→ EXERCISE DIRECTIONS
Retype the whole listing, character for character.

→ EXTRACTED MATERIAL
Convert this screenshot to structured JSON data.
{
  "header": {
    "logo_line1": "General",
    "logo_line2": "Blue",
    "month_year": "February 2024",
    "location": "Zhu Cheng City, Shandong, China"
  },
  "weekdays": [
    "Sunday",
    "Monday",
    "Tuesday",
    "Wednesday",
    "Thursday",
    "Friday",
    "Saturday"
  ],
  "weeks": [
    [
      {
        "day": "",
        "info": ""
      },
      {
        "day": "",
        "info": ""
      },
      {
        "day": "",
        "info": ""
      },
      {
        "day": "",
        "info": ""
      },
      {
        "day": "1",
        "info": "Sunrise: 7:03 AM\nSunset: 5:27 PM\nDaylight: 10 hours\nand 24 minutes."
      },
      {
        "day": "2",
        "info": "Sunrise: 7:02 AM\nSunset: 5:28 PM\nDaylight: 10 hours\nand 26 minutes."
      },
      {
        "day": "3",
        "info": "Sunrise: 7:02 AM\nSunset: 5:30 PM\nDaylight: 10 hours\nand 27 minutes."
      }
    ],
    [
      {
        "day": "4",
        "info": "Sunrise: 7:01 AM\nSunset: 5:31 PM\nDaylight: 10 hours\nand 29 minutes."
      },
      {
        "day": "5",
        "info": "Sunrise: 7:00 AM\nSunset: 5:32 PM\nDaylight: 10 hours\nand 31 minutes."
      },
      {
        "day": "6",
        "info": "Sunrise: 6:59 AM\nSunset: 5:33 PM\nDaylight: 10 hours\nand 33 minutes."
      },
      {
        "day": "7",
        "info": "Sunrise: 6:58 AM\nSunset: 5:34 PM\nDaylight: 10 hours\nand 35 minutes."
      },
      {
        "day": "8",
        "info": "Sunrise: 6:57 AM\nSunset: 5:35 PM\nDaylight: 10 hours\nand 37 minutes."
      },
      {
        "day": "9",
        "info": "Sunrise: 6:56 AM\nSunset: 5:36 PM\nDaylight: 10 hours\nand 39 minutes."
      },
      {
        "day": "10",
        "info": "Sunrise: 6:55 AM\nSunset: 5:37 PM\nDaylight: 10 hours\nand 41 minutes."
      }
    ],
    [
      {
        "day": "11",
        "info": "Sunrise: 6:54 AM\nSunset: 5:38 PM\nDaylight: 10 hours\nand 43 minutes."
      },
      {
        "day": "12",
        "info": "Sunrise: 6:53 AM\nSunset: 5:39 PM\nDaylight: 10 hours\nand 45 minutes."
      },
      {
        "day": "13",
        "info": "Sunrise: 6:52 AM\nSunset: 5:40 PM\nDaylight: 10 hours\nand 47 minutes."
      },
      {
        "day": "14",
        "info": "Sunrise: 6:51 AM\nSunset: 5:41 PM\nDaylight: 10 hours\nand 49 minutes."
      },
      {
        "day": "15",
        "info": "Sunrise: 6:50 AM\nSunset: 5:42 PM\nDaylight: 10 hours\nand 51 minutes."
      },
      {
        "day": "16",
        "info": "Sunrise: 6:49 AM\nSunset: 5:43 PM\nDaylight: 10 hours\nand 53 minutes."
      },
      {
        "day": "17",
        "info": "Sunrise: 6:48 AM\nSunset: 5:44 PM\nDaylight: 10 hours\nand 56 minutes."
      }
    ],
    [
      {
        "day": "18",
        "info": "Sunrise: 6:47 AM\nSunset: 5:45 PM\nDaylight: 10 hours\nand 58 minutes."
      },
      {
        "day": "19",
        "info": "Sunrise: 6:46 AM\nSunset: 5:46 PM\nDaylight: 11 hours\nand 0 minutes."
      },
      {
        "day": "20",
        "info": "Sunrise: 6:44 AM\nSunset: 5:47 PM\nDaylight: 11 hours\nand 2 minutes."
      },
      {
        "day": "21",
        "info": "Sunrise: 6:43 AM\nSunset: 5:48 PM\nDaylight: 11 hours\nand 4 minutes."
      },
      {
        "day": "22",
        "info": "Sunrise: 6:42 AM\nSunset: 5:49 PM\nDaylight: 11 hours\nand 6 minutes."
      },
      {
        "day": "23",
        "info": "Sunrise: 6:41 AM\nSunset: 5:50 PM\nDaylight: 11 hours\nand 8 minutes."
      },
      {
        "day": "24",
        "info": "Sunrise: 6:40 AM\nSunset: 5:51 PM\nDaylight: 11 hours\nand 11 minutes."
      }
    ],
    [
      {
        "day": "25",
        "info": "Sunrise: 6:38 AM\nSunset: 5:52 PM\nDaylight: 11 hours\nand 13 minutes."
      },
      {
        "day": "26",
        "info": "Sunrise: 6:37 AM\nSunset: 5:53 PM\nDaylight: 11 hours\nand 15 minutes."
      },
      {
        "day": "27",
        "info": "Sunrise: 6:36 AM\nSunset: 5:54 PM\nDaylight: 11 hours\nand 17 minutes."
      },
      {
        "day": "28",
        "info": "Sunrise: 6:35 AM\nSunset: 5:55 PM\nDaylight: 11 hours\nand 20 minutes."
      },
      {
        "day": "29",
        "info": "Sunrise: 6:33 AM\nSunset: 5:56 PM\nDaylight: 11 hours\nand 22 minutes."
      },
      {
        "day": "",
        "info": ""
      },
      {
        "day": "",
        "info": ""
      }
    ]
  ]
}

→ REPLY
Convert this screenshot to structured JSON data.
{
  "header": {
    "logo_line1": "General",
    "logo_line2": "Blue",
    "month_year": "February 2024",
    "location": "Zhu Cheng City, Shandong, China"
  },
  "weekdays": [
    "Sunday",
    "Monday",
    "Tuesday",
    "Wednesday",
    "Thursday",
    "Friday",
    "Saturday"
  ],
  "weeks": [
    [
      {
        "day": "",
        "info": ""
      },
      {
        "day": "",
        "info": ""
      },
      {
        "day": "",
        "info": ""
      },
      {
        "day": "",
        "info": ""
      },
      {
        "day": "1",
        "info": "Sunrise: 7:03 AM\nSunset: 5:27 PM\nDaylight: 10 hours\nand 24 minutes."
      },
      {
        "day": "2",
        "info": "Sunrise: 7:02 AM\nSunset: 5:28 PM\nDaylight: 10 hours\nand 26 minutes."
      },
      {
        "day": "3",
        "info": "Sunrise: 7:02 AM\nSunset: 5:30 PM\nDaylight: 10 hours\nand 27 minutes."
      }
    ],
    [
      {
        "day": "4",
        "info": "Sunrise: 7:01 AM\nSunset: 5:31 PM\nDaylight: 10 hours\nand 29 minutes."
      },
      {
        "day": "5",
        "info": "Sunrise: 7:00 AM\nSunset: 5:32 PM\nDaylight: 10 hours\nand 31 minutes."
      },
      {
        "day": "6",
        "info": "Sunrise: 6:59 AM\nSunset: 5:33 PM\nDaylight: 10 hours\nand 33 minutes."
      },
      {
        "day": "7",
        "info": "Sunrise: 6:58 AM\nSunset: 5:34 PM\nDaylight: 10 hours\nand 35 minutes."
      },
      {
        "day": "8",
        "info": "Sunrise: 6:57 AM\nSunset: 5:35 PM\nDaylight: 10 hours\nand 37 minutes."
      },
      {
        "day": "9",
        "info": "Sunrise: 6:56 AM\nSunset: 5:36 PM\nDaylight: 10 hours\nand 39 minutes."
      },
      {
        "day": "10",
        "info": "Sunrise: 6:55 AM\nSunset: 5:37 PM\nDaylight: 10 hours\nand 41 minutes."
      }
    ],
    [
      {
        "day": "11",
        "info": "Sunrise: 6:54 AM\nSunset: 5:38 PM\nDaylight: 10 hours\nand 43 minutes."
      },
      {
        "day": "12",
        "info": "Sunrise: 6:53 AM\nSunset: 5:39 PM\nDaylight: 10 hours\nand 45 minutes."
      },
      {
        "day": "13",
        "info": "Sunrise: 6:52 AM\nSunset: 5:40 PM\nDaylight: 10 hours\nand 47 minutes."
      },
      {
        "day": "14",
        "info": "Sunrise: 6:51 AM\nSunset: 5:41 PM\nDaylight: 10 hours\nand 49 minutes."
      },
      {
        "day": "15",
        "info": "Sunrise: 6:50 AM\nSunset: 5:42 PM\nDaylight: 10 hours\nand 51 minutes."
      },
      {
        "day": "16",
        "info": "Sunrise: 6:49 AM\nSunset: 5:43 PM\nDaylight: 10 hours\nand 53 minutes."
      },
      {
        "day": "17",
        "info": "Sunrise: 6:48 AM\nSunset: 5:44 PM\nDaylight: 10 hours\nand 56 minutes."
      }
    ],
    [
      {
        "day": "18",
        "info": "Sunrise: 6:47 AM\nSunset: 5:45 PM\nDaylight: 10 hours\nand 58 minutes."
      },
      {
        "day": "19",
        "info": "Sunrise: 6:46 AM\nSunset: 5:46 PM\nDaylight: 11 hours\nand 0 minutes."
      },
      {
        "day": "20",
        "info": "Sunrise: 6:44 AM\nSunset: 5:47 PM\nDaylight: 11 hours\nand 2 minutes."
      },
      {
        "day": "21",
        "info": "Sunrise: 6:43 AM\nSunset: 5:48 PM\nDaylight: 11 hours\nand 4 minutes."
      },
      {
        "day": "22",
        "info": "Sunrise: 6:42 AM\nSunset: 5:49 PM\nDaylight: 11 hours\nand 6 minutes."
      },
      {
        "day": "23",
        "info": "Sunrise: 6:41 AM\nSunset: 5:50 PM\nDaylight: 11 hours\nand 8 minutes."
      },
      {
        "day": "24",
        "info": "Sunrise: 6:40 AM\nSunset: 5:51 PM\nDaylight: 11 hours\nand 11 minutes."
      }
    ],
    [
      {
        "day": "25",
        "info": "Sunrise: 6:38 AM\nSunset: 5:52 PM\nDaylight: 11 hours\nand 13 minutes."
      },
      {
        "day": "26",
        "info": "Sunrise: 6:37 AM\nSunset: 5:53 PM\nDaylight: 11 hours\nand 15 minutes."
      },
      {
        "day": "27",
        "info": "Sunrise: 6:36 AM\nSunset: 5:54 PM\nDaylight: 11 hours\nand 17 minutes."
      },
      {
        "day": "28",
        "info": "Sunrise: 6:35 AM\nSunset: 5:55 PM\nDaylight: 11 hours\nand 20 minutes."
      },
      {
        "day": "29",
        "info": "Sunrise: 6:33 AM\nSunset: 5:56 PM\nDaylight: 11 hours\nand 22 minutes."
      },
      {
        "day": "",
        "info": ""
      },
      {
        "day": "",
        "info": ""
      }
    ]
  ]
}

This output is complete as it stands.